The white stork breeds from Europe to north-west Africa and western Asia.
White storks in Europe have traditionally flown south to spend the winter in Africa but in recent decades an increasing number have stayed closer to home, drawn to the food discarded at landfill sites.
A team lead by Dr Andrea Flack of the Max Planck Institute for Ornithology in Germany used GPS devices to study the migratory habits of 70 young storks from eight different countries during their first migration.
The research, published in Science Advances, tracked birds hatched in Armenia, Greece, Poland, Russia, Spain, Germany, Tunisia and Uzbekistan.
High calorie stopover
The study found that storks from Russia, Poland and Greece followed the traditional migratory route of flying south as far as South Africa.
However, birds from Spain, Tunisia and Germany lingered north of the Sahara; birds from Armenia flew only a short distance; and, surprisingly, birds from Uzbekistan stayed in their home country.
The scientists say that most of the birds that stayed north of the Sahara survived by feeding on rubbish dumps, enabling them to obtain food without the added energy expenditure of long-distance flight.
Meanwhile, the birds staying in Uzbekistan probably obtained food from fish farms, suppressing their usual migratory habit of flying to Afghanistan or Pakistan for the winter.
Dr Flack said the white stork appeared to have changed its behaviour to live closer to humans where food is in good supply.
"There is some sort of human impact that causes these birds to change their migration strategy," she told BBC News.
"Those that stay north of the Sahara seem to have advantages from feeding on these landfill sites in Morocco.
"For a white stork it's a good place; they find a lot of food there.
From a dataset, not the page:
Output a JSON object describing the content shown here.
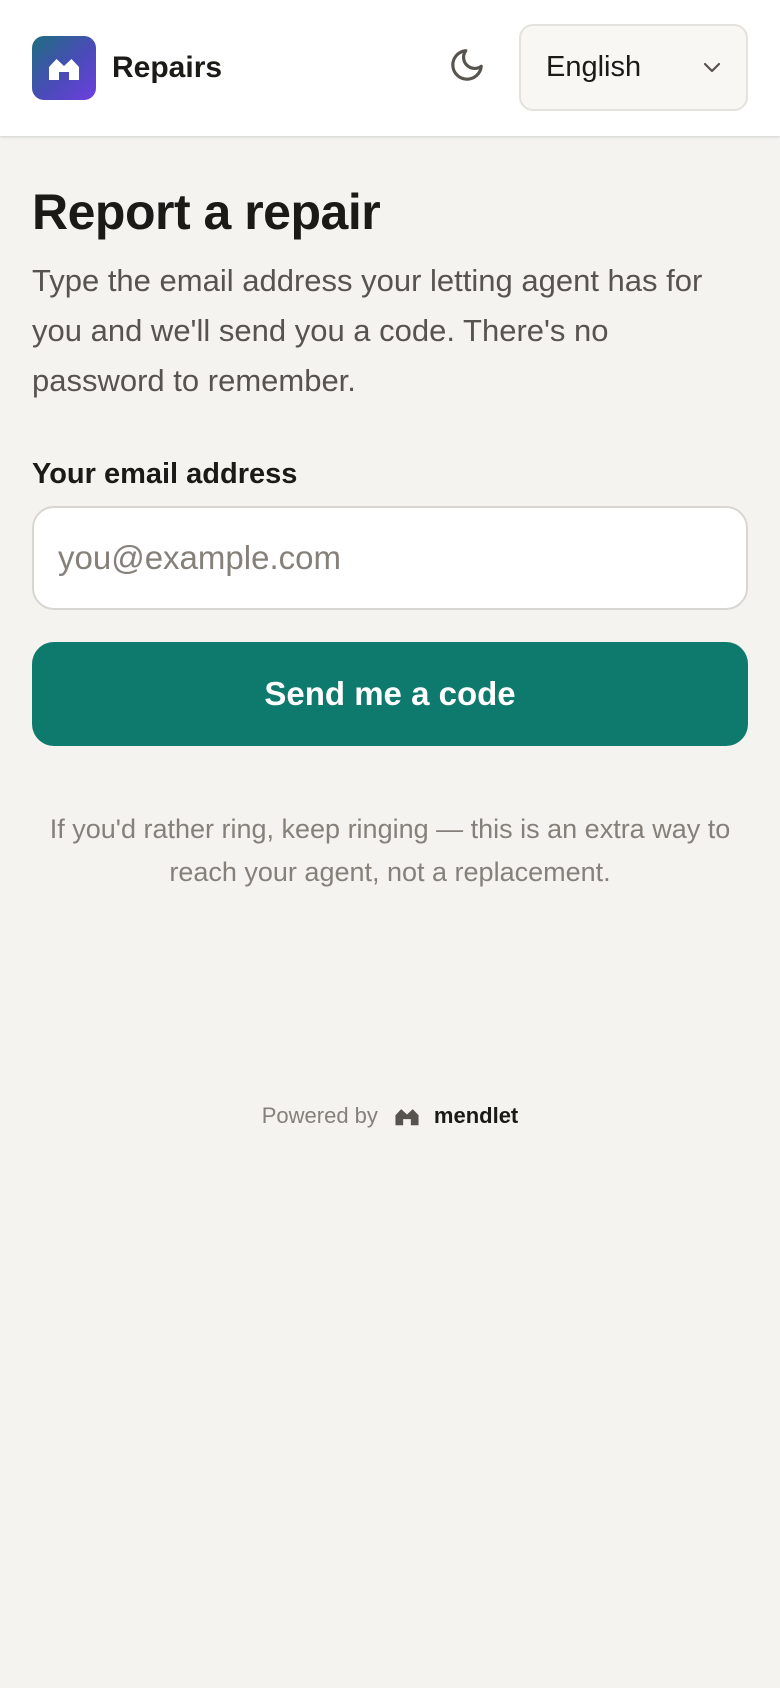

But of course it's a risk; one wrong food and they're dead."
The researchers say that while human influences such as food may be beneficial to migratory species, there could be long-term implications for the ecological roles they play.
For example, storks feed on crop pests such as locust swarms in tropical Africa.
White storks will consume a wide variety of prey including insects, frogs, toads, tadpoles, fish, rodents, snakes, lizards, and earthworms.
And commenting on the research, Stuart Butchart from Birdlife International highlighted other aspects of human activity that had a clear detrimental impact on migratory species.
"While there are other examples of migratory birds benefiting from human modifications to the environment, such as Blackcap (formerly a summer migrant in the UK) now wintering in the UK to take advantage of warmer winters and garden bird feeders, these are exceptions.
"Many more migratory species are declining owing to habitat loss and degradation on their breeding, passage and wintering ranges, driven by intensifying and expanding agriculture, logging, and destruction of coastal mudflats by land reclamation, among other factors."